Embracing the Winter City
Fort St. John’s Winter City Strategy works to maintain social connection year round
Growing up in Canada, experiencing cold, snowy winters is just a fact of life. For Dan Penner and Chad Carlstrom, who work in our Fort St. John office, it was there own childhood experiences growing up in winter cities like Fort St. John and Winnipeg that inspired them to help cities develop a new way of thinking about community involvement in colder months.
“As kids, we spent hours playing in the snow all day, but there exists a point in our lives when that childhood love of winter goes away.” Carlstrom explains. In fact, most adults come to resent those snow-covered days, dreading the cold, and spending most of the winter dreaming of summertime. Carlstrom and Penner recognize that for winter cities, like Fort St. John, communities can’t and don’t go into hibernation throughout the winter.
Building on the Winter City Design Guidelines Fort St. John developed with the help of Urban Systems in 2000, Carlstrom and Penner started to identify concepts within the seventeen-year-old guideline that could be applied to an overall Winter City Strategy today. One of their goals was to reverse the practice or mentality of building our communities with just one season in mind. The all-seasons approach helps to change people’s thinking when it comes to design, and identify elements that would maintain the vibrancy of a community no matter the weather. “It’s a more holistic, unique approach that focuses on the positive elements winter can offer.” Says Penner

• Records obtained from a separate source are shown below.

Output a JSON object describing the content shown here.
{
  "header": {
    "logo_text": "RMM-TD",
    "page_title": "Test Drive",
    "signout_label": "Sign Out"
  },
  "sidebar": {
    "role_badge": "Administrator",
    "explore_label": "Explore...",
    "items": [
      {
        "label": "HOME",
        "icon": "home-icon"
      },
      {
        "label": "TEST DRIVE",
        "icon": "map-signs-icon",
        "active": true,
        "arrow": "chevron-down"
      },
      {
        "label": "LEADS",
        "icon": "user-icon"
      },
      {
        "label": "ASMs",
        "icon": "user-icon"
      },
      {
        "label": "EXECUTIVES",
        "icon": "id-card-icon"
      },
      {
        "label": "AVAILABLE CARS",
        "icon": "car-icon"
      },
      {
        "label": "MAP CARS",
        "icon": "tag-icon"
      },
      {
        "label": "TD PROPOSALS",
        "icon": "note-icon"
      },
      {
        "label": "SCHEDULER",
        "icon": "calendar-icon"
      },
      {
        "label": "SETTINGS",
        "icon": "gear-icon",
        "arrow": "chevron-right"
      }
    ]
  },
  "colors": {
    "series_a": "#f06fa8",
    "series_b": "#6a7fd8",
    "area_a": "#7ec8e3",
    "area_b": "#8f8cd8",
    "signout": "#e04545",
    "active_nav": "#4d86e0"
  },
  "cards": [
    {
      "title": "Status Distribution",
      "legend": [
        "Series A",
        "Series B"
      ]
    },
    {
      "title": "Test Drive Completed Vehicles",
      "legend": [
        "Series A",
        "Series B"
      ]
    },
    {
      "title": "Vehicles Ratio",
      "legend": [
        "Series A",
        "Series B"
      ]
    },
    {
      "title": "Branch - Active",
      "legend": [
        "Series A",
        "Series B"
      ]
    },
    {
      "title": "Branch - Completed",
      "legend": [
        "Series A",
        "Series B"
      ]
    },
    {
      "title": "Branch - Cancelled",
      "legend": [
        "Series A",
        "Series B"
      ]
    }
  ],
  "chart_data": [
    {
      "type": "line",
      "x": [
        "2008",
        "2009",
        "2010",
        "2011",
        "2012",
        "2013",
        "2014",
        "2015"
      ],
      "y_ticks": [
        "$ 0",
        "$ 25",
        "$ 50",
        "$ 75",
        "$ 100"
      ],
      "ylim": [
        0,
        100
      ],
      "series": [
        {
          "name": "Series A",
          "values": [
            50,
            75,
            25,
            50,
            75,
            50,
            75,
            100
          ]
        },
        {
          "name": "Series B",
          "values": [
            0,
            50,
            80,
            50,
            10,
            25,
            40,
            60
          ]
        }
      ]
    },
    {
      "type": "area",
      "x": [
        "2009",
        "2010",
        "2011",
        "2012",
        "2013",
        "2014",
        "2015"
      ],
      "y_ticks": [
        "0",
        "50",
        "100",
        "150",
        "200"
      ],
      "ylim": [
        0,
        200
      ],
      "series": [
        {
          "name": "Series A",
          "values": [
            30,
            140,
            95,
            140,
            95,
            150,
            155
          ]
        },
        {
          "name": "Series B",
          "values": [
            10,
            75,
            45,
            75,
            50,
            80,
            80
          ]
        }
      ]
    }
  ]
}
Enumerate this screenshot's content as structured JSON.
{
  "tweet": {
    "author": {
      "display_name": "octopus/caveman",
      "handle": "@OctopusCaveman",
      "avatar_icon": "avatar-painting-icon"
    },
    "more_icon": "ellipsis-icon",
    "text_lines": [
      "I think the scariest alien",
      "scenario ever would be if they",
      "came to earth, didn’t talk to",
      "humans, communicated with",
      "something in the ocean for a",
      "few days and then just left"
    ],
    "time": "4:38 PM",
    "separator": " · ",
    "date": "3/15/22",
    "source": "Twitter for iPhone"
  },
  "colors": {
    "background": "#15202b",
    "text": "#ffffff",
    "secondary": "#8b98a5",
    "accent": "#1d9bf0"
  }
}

“We all have a shared responsibility for creating and maintaining a community.” Identifies Carlstrom. For this reason, their Winter City Strategy is not just a top down approach, and relies heavily on involvement from both the business community and residents. By honing in on who the local leaders and influencers are in Fort St. John, Penner and Carlstrom created a Winter City Strategy team who are a group of people who could help empower residents to take ownership of how they maintain social connection throughout the year.
While the working group is still in its early stages, Penner and Carlstrom are already seeing positive momentum. “The members are being an innovation hub, developing collaborative connections between people who previously wouldn’t have thought to work together.” Penner recounts. “At every meeting we see them experiencing many light bulb moments through their discussions.” Carlstrom added. Instead of focusing on big picture ideas, they have been focussing on micro-projects – concepts that are easy to implement, and cost effective. This lighter-quicker-cheaper approach means a quicker turnaround of putting ideas into action, as well as being achievable by anyone in the community.
Simple actions like identifying neighbours who can shovel for those who aren’t able to do so themselves, or businesses keeping their exterior lights on afterhours and providing seating and wind shields for customers. The group also have representative from social agencies, who can speak to ways to help those who may not always speak up for themselves. “As a community, we have a social responsibility to the disenfranchised.” Penner points out. For example, they have identified the importance of keeping public transit stops clear and accessible, to ensure those who rely on it as their main means of transport are not left out in the cold, literally.
Carlstrom and Penner are emboldened by the positive response from the community so far, and look forward to implementing some of the ideas that are more easily applied. Thinking ahead, they see this strategy functioning well in other smaller communities who don’t necessarily have the means – financially or otherwise – to develop a larger approach. “Each community is unique, and a Winter City Strategy allows them to identify and address their individual approach to winter.” Penner says.
In the meantime, Urban System’s Fort St. John office has already started implementing some of the ideas from the working group. They have taken ownership of the “Winterize Your Space” Program, which identifies the little things they can do as a local business to make the community a little more friendly and welcoming, despite the cold. The office is providing the leadership of what small steps can be taken, and are excited for other local business to join in.
If you are interested in learning more about Carlstrom and Penner, and their work on Fort St. John’s Winter City Strategy, they will be presenting on February 16 at the Winter Cities Shake-Up in Edmonton. You can also visit them at the Winterized booth, where they are also giving away touch screen gloves, so you can stay connected and keep warm.
To learn more about Winter Cities Shake-Up, watch this quick video from the 2015 event.